Mr Geltch singles out Zimbabwe in southern Africa as an example of a nation with untapped and rising potential.
“Again, they have wonderful climate and soils and still some good management skills. Some of the diaspora of Zimbabwean agriculture are returning to Zimbabwe (following years of political upheaval), but what they are lacking is capital. The whole country needs to be recapitalised,” he said.
“Once they get political stability that will allow external capital to come back into the country, they will have a significant international competitive advantage.”
Australia’s competitive edge
Mr Geltch said Australia had many competitive advantages, although they had been diminishing over the last few years – “our terms of trade attest to that”.
“We obviously have a highly educated farming cohort. That is where Nuffield is and will play a significant role. That has allowed us to retain an internationally competitive advantage,” he said.
“Our isolation and quarantine are another significant advantage.
“But, I think as time goes along, farming businesses are now moving from traditional farming operations relying on one or two people managing the business into larger organisations that have the capacity to ‘corporatise’. They might have boards that govern the business and excellent managers to manage the business.
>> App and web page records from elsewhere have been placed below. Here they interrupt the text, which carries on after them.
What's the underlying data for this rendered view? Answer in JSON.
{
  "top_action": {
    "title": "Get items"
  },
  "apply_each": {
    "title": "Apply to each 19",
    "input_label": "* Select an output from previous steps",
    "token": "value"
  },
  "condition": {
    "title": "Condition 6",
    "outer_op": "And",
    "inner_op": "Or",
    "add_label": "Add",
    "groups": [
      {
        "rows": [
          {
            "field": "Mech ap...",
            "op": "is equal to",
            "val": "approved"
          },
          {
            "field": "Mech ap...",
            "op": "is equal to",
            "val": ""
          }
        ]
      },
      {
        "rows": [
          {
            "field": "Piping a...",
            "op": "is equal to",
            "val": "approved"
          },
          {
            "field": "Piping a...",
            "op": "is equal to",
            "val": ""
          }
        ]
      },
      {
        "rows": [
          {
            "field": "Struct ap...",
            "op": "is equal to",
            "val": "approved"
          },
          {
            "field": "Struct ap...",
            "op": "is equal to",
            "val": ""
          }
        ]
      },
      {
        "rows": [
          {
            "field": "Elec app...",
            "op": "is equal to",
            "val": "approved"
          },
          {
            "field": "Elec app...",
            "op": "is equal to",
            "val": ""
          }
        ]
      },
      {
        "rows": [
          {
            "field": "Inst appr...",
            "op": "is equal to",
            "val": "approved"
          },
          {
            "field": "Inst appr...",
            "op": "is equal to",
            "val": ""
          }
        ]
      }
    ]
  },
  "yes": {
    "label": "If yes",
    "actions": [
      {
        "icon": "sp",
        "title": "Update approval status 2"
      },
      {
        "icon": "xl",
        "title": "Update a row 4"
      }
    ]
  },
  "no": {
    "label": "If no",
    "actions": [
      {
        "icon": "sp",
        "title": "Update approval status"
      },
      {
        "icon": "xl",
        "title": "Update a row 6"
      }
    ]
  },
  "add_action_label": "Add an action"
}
We are seeing more and more of that.”
Mr Geltch said the capitalisation of Australian agriculture was being maintained by capital coming in from both outside and within Australia.
“We are seeing things like pension funds from overseas and super funds within Australia starting to see agriculture as a good haven for funds, although the long term return is low. The particular time and environment we are in now (the COVID-19 crisis) will further strengthen the status of agriculture in terms of being an investment home.”
Among a long list of achievements, in 2001 Mr Geltch was awarded an Order of Australia (AM) for service to primary industry in the field of irrigated agriculture and promotion of agricultural research and education.
In 2018, he was also awarded the ‘Rabobank Leadership Award’, recognising the “fundamentally important” role he has played developing upcoming leadership in the Australian and New Zealand food, beverage and agribusiness sectors.
Nuffield International chair and 2000 Nuffield scholar, Western Australian farmer Andrew Fowler, said Mr Geltch had an unwavering dedication and passion for Nuffield.
“Jim epitomises what Nuffield stands for, with a passion, work ethic and determination to see this organisation develop to offer even more young agriculturalists the opportunity to travel the world studying a topic of relevance to their industry,” he said.
“He has always been driven to develop and inspire leadership in individuals in agriculture and sees Nuffield as a highly regarded network of leaders whose insight is sought around the world. He leaves an indelible impact on all Nuffield scholars he has fostered over the past 15 years.”
Moving into retirement, Mr Geltch will continue to be involved in the family farming business at Echuca.
In his spare time he hopes to pursue his historical bent, collating many of the photographs he has taken over the years and furthering his research into Australia’s wartime history.
“I have been fortunate to take scholars through the Western Front a number of times. The Nuffield scholarship is more than just about agriculture. It is about growing capacity. One small part I’ve played has been awakening some young Australians’ respect for what happened between 1915 and 1918 at Gallipoli and the Western Front,” he said.
“That has been a passion of mine and hopefully I will get to do more research and reading on it.
“Also, with my own photographs and information I’ve collected I’d like to pull some history of Nuffield together. When people have played a role I think it is important they pull together for future scholars information on where the organisation came from. We have had some really significant people who have played a really important role. “
Another of his passions is playing cricket in the over 60s local competition, a pursuit that recently saw him play for the Australian over 70s side in New Zealand.